Now, don't get me wrong - I generally love sushi and don't usually need any convincing to eat it. It's just that I've never been quite comfortable with the sushi from Kroger. Yes, I know they hire professional sushi chefs to roll it; and yes, I know it's kept cool and thrown out at the end of each day; but there's just something about it I don't like. I think something happens to the way it tastes when it sits in its little plastic container for a few hours, like little seaweed wrapped corpses in a see-through coffin. It's probably all in my head.
My problem was that I went to the grocery store hungry. You're not supposed to shop hungry, you know. Apparently, it leads to bad decisions, like buying six boxes of Cocoa Puffs because you're sure you're gonna eat at least two of them on the ride home.
The bad decision I made was buying the sushi. I got it home, took one bite of it and then ordered a pizza.
This pathetic waste of money and time isn't new to me. I've been there before. It's the dilemma of the single man at dinner time.
Dinner time is hard for the single man. The married man's dinner time is tied intrinsically to that of his family. They eat as a unit, so he is rarely left to fend for himself. For the single man dinner is, most often, a solitary event.
Years ago, right after my divorce, when I first found myself single, I would eat out a lot. I found eating out without a wife was much cheaper than eating out with one. Half as cheap, actually. So I did it all the time.
Even though I was only paying for one meal, going to restaurants every night still got expensive in the long run, so I decided I needed to start eating at home. I would go to the grocery, pick out a nice steak or some veggies, go home and cook them up. Thirty or 40 minutes of preparation, 10 minutes of eating.
It felt very disproportionate. Cooking for one person just isn't that fun it turns out. Besides the unsatisfying ratio of prep time versus eating time, there's also no one there to brag on how well you did. No one there to tell you how succulent your pork was. No one there to tell you that if they eat one more enchilada, they may throw up. Cooking for one sucks.
So with eating out every night being too expensive and cooking for one being less than fulfilling, the single man is left with one option: the "not-a-meal."
The not-a-meal is exactly what the name applies. It's something that isn't a meal. Not a real one, anyway. It's a Hot Pocket. It's a bag of carrots. It's a peanut butter and jelly sandwich.
Eating a not-a-meal is like marrying someone out of loneliness: You do it because you don't like the alternative, but secretly inside, you hate yourself for it.
While I'm still technically a single man in the sense that I'm not married, I have been dating a girl for over a year now.

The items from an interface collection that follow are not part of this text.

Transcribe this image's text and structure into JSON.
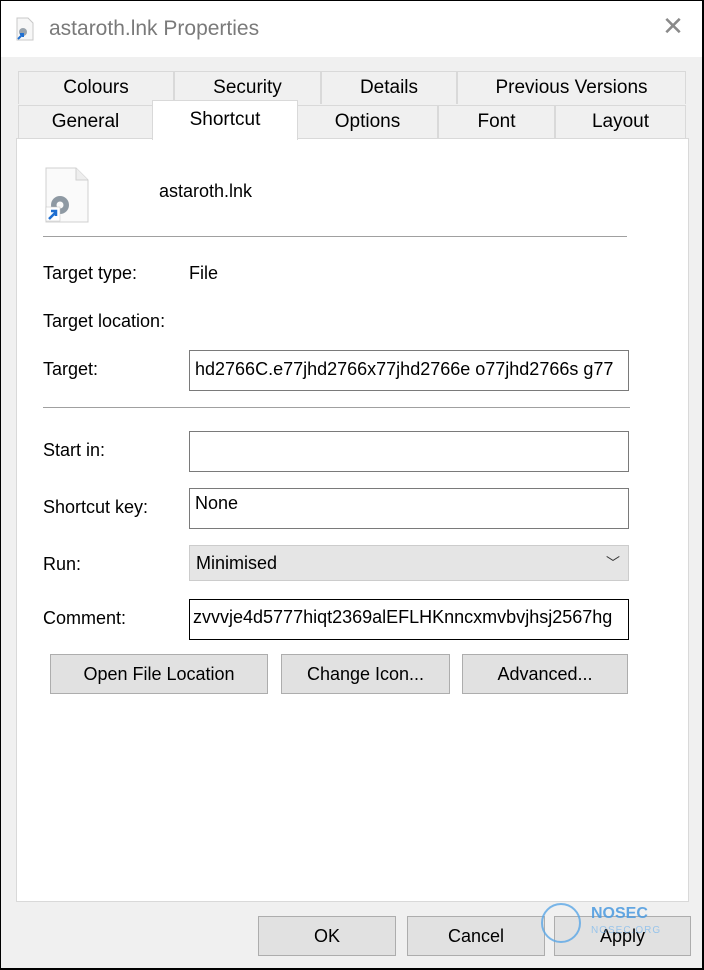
{
  "window": {
    "title": "astaroth.lnk Properties"
  },
  "tabs_row1": [
    "Colours",
    "Security",
    "Details",
    "Previous Versions"
  ],
  "tabs_row2": [
    "General",
    "Shortcut",
    "Options",
    "Font",
    "Layout"
  ],
  "active_tab": "Shortcut",
  "shortcut": {
    "filename": "astaroth.lnk",
    "target_type_label": "Target type:",
    "target_type_value": "File",
    "target_location_label": "Target location:",
    "target_label": "Target:",
    "target_value": "hd2766C.e77jhd2766x77jhd2766e o77jhd2766s g77",
    "start_in_label": "Start in:",
    "start_in_value": "",
    "shortcut_key_label": "Shortcut key:",
    "shortcut_key_value": "None",
    "run_label": "Run:",
    "run_value": "Minimised",
    "comment_label": "Comment:",
    "comment_value": "zvvvje4d5777hiqt2369alEFLHKnncxmvbvjhsj2567hg"
  },
  "buttons": {
    "open_file_location": "Open File Location",
    "change_icon": "Change Icon...",
    "advanced": "Advanced..."
  },
  "dialog_buttons": {
    "ok": "OK",
    "cancel": "Cancel",
    "apply": "Apply"
  },
  "watermark": {
    "brand": "NOSEC",
    "sub": "NOSEC.ORG"
  }
}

So, the single man's dilemma at dinner time isn't something I have to deal with very often anymore - Mostly because I can now cook for two people instead of one. Cooking for two people is infinitely more satisfying than cooking for one.
When I was still in the process of wooing my girlfriend, I decided to cook for her. I thought that most women would find a man who can cook almost irresistIble. I also thought most women would find a man with six-pack abs almost irresistible, but that was going to be too much work, so I decided to stick with cooking.
Months later, having successfully wooed said girlfriend, I continue to cook for her every chance I get. I really like to cook for other people. It's probably a performance thing, where I just like for people to tell me they liked what I prepared. I tend to like to be told I'm good at stuff. It's very annoying.
The real benefit, though, beyond the stroking of my out-of-control ego, is getting to sit down at a table with someone and share a meal. My family ate together seven nights a week growing up. Most of those nights we'd eat at the dinner table, only pulling out the TV trays on Saturday or Sunday nights when setting the table required more effort than any of us wanted to exert.
And most of those nights, my mom would cook. I think that's probably why I like cooking a meal and sitting down to eat it with my girlfriend. Eating a box of Wheat Thins by myself just can't compare to a childhood spent around a dinner table eating home-cooked meals.
So here's to all the single men out there, scouring the phonebook for the closest Domino's or boiling a pot of water for one more night of ramen noodles. Remember them as you ask your wife to pass you the potatoes. It's cold standing there alone in the frozen foods section.
Colder than you'll ever know.
Patrick Drury can be contacted by e-mail at email@example.com. Patrick recently published his first book, “PatchWorks Volume One,” a collection of his columns. To purchase the book, visit http://www.cafepress.com/patchworks.54813581